Reproduce every record verbatim but drop the pictures.
• • • • • • •
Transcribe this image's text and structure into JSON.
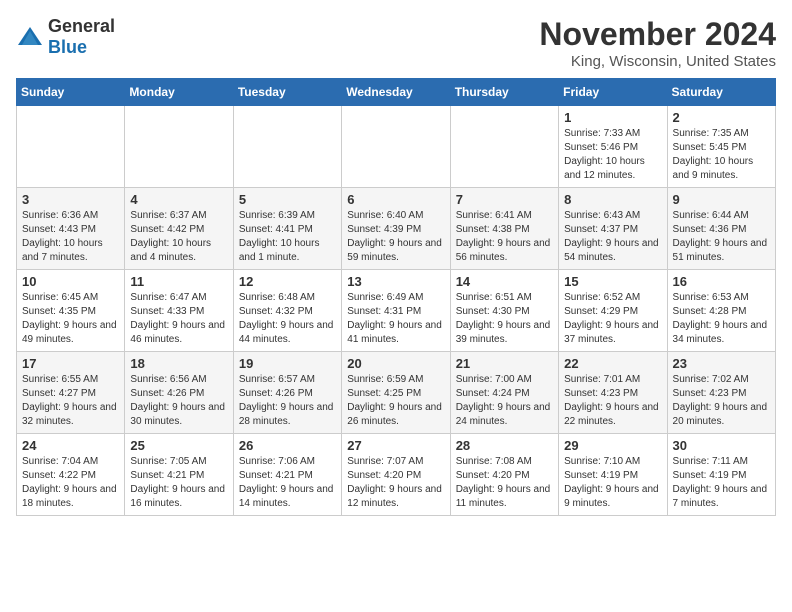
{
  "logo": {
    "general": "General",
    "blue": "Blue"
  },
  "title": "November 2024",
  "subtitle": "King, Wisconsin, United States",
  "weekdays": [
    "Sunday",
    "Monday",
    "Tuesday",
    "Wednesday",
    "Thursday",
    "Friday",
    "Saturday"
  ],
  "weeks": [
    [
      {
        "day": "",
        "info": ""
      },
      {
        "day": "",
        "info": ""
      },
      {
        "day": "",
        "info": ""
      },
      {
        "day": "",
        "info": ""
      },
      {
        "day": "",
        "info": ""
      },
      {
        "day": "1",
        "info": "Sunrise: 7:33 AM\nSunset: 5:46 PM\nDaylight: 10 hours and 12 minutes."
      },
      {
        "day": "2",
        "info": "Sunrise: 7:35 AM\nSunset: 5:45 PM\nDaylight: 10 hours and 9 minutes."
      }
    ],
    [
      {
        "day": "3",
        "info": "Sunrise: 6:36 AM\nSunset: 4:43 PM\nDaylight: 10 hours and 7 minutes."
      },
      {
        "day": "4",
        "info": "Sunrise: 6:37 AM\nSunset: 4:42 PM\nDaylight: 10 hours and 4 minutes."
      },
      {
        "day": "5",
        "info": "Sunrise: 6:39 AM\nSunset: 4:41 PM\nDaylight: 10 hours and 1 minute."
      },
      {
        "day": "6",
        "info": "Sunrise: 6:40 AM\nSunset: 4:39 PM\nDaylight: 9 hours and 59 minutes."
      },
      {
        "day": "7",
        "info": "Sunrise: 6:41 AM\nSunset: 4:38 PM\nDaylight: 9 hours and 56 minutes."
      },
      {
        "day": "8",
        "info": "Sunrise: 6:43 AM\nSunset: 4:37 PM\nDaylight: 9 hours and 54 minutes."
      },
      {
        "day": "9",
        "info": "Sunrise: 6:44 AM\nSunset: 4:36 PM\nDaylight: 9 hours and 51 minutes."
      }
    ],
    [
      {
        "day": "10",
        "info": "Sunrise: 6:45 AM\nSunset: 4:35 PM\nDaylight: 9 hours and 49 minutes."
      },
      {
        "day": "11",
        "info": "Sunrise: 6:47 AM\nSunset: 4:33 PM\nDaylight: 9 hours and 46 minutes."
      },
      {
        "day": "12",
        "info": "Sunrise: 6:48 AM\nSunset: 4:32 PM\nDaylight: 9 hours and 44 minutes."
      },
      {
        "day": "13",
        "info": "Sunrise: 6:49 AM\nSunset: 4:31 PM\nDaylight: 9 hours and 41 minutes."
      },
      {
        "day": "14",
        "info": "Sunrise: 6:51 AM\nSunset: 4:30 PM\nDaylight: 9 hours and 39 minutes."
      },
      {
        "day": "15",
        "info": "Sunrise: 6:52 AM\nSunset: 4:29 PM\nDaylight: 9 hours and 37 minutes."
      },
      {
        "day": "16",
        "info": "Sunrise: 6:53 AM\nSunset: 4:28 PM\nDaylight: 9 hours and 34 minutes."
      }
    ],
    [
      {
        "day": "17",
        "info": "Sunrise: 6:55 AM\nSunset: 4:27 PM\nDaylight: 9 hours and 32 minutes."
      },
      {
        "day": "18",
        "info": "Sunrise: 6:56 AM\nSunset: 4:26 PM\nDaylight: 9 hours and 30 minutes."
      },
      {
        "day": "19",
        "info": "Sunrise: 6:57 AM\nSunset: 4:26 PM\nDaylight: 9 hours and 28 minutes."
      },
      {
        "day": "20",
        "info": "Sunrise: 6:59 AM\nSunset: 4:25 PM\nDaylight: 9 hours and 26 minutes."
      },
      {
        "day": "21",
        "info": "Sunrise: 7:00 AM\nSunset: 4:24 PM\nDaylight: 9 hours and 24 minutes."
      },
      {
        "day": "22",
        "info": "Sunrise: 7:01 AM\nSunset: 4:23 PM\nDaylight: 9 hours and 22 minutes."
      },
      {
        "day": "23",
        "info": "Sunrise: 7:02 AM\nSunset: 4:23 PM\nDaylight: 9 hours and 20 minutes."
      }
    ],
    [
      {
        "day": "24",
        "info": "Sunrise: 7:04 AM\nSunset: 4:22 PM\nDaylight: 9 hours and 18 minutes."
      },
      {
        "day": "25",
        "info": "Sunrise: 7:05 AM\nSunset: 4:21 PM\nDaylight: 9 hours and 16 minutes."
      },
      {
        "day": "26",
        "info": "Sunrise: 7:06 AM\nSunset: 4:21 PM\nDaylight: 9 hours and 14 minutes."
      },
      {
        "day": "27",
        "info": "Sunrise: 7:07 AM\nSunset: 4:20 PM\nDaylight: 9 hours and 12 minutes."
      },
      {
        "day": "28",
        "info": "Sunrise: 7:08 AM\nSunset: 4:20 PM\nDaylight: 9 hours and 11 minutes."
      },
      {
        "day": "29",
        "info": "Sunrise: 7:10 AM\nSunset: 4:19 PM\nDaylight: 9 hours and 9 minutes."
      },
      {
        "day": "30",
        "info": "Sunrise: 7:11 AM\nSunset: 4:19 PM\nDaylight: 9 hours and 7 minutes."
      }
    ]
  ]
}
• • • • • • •
▸ TASK OUTPUT:
Transcribe this image's text and structure into JSON.
{
  "logo": {
    "general": "General",
    "blue": "Blue"
  },
  "title": "November 2024",
  "subtitle": "King, Wisconsin, United States",
  "weekdays": [
    "Sunday",
    "Monday",
    "Tuesday",
    "Wednesday",
    "Thursday",
    "Friday",
    "Saturday"
  ],
  "weeks": [
    [
      {
        "day": "",
        "info": ""
      },
      {
        "day": "",
        "info": ""
      },
      {
        "day": "",
        "info": ""
      },
      {
        "day": "",
        "info": ""
      },
      {
        "day": "",
        "info": ""
      },
      {
        "day": "1",
        "info": "Sunrise: 7:33 AM\nSunset: 5:46 PM\nDaylight: 10 hours and 12 minutes."
      },
      {
        "day": "2",
        "info": "Sunrise: 7:35 AM\nSunset: 5:45 PM\nDaylight: 10 hours and 9 minutes."
      }
    ],
    [
      {
        "day": "3",
        "info": "Sunrise: 6:36 AM\nSunset: 4:43 PM\nDaylight: 10 hours and 7 minutes."
      },
      {
        "day": "4",
        "info": "Sunrise: 6:37 AM\nSunset: 4:42 PM\nDaylight: 10 hours and 4 minutes."
      },
      {
        "day": "5",
        "info": "Sunrise: 6:39 AM\nSunset: 4:41 PM\nDaylight: 10 hours and 1 minute."
      },
      {
        "day": "6",
        "info": "Sunrise: 6:40 AM\nSunset: 4:39 PM\nDaylight: 9 hours and 59 minutes."
      },
      {
        "day": "7",
        "info": "Sunrise: 6:41 AM\nSunset: 4:38 PM\nDaylight: 9 hours and 56 minutes."
      },
      {
        "day": "8",
        "info": "Sunrise: 6:43 AM\nSunset: 4:37 PM\nDaylight: 9 hours and 54 minutes."
      },
      {
        "day": "9",
        "info": "Sunrise: 6:44 AM\nSunset: 4:36 PM\nDaylight: 9 hours and 51 minutes."
      }
    ],
    [
      {
        "day": "10",
        "info": "Sunrise: 6:45 AM\nSunset: 4:35 PM\nDaylight: 9 hours and 49 minutes."
      },
      {
        "day": "11",
        "info": "Sunrise: 6:47 AM\nSunset: 4:33 PM\nDaylight: 9 hours and 46 minutes."
      },
      {
        "day": "12",
        "info": "Sunrise: 6:48 AM\nSunset: 4:32 PM\nDaylight: 9 hours and 44 minutes."
      },
      {
        "day": "13",
        "info": "Sunrise: 6:49 AM\nSunset: 4:31 PM\nDaylight: 9 hours and 41 minutes."
      },
      {
        "day": "14",
        "info": "Sunrise: 6:51 AM\nSunset: 4:30 PM\nDaylight: 9 hours and 39 minutes."
      },
      {
        "day": "15",
        "info": "Sunrise: 6:52 AM\nSunset: 4:29 PM\nDaylight: 9 hours and 37 minutes."
      },
      {
        "day": "16",
        "info": "Sunrise: 6:53 AM\nSunset: 4:28 PM\nDaylight: 9 hours and 34 minutes."
      }
    ],
    [
      {
        "day": "17",
        "info": "Sunrise: 6:55 AM\nSunset: 4:27 PM\nDaylight: 9 hours and 32 minutes."
      },
      {
        "day": "18",
        "info": "Sunrise: 6:56 AM\nSunset: 4:26 PM\nDaylight: 9 hours and 30 minutes."
      },
      {
        "day": "19",
        "info": "Sunrise: 6:57 AM\nSunset: 4:26 PM\nDaylight: 9 hours and 28 minutes."
      },
      {
        "day": "20",
        "info": "Sunrise: 6:59 AM\nSunset: 4:25 PM\nDaylight: 9 hours and 26 minutes."
      },
      {
        "day": "21",
        "info": "Sunrise: 7:00 AM\nSunset: 4:24 PM\nDaylight: 9 hours and 24 minutes."
      },
      {
        "day": "22",
        "info": "Sunrise: 7:01 AM\nSunset: 4:23 PM\nDaylight: 9 hours and 22 minutes."
      },
      {
        "day": "23",
        "info": "Sunrise: 7:02 AM\nSunset: 4:23 PM\nDaylight: 9 hours and 20 minutes."
      }
    ],
    [
      {
        "day": "24",
        "info": "Sunrise: 7:04 AM\nSunset: 4:22 PM\nDaylight: 9 hours and 18 minutes."
      },
      {
        "day": "25",
        "info": "Sunrise: 7:05 AM\nSunset: 4:21 PM\nDaylight: 9 hours and 16 minutes."
      },
      {
        "day": "26",
        "info": "Sunrise: 7:06 AM\nSunset: 4:21 PM\nDaylight: 9 hours and 14 minutes."
      },
      {
        "day": "27",
        "info": "Sunrise: 7:07 AM\nSunset: 4:20 PM\nDaylight: 9 hours and 12 minutes."
      },
      {
        "day": "28",
        "info": "Sunrise: 7:08 AM\nSunset: 4:20 PM\nDaylight: 9 hours and 11 minutes."
      },
      {
        "day": "29",
        "info": "Sunrise: 7:10 AM\nSunset: 4:19 PM\nDaylight: 9 hours and 9 minutes."
      },
      {
        "day": "30",
        "info": "Sunrise: 7:11 AM\nSunset: 4:19 PM\nDaylight: 9 hours and 7 minutes."
      }
    ]
  ]
}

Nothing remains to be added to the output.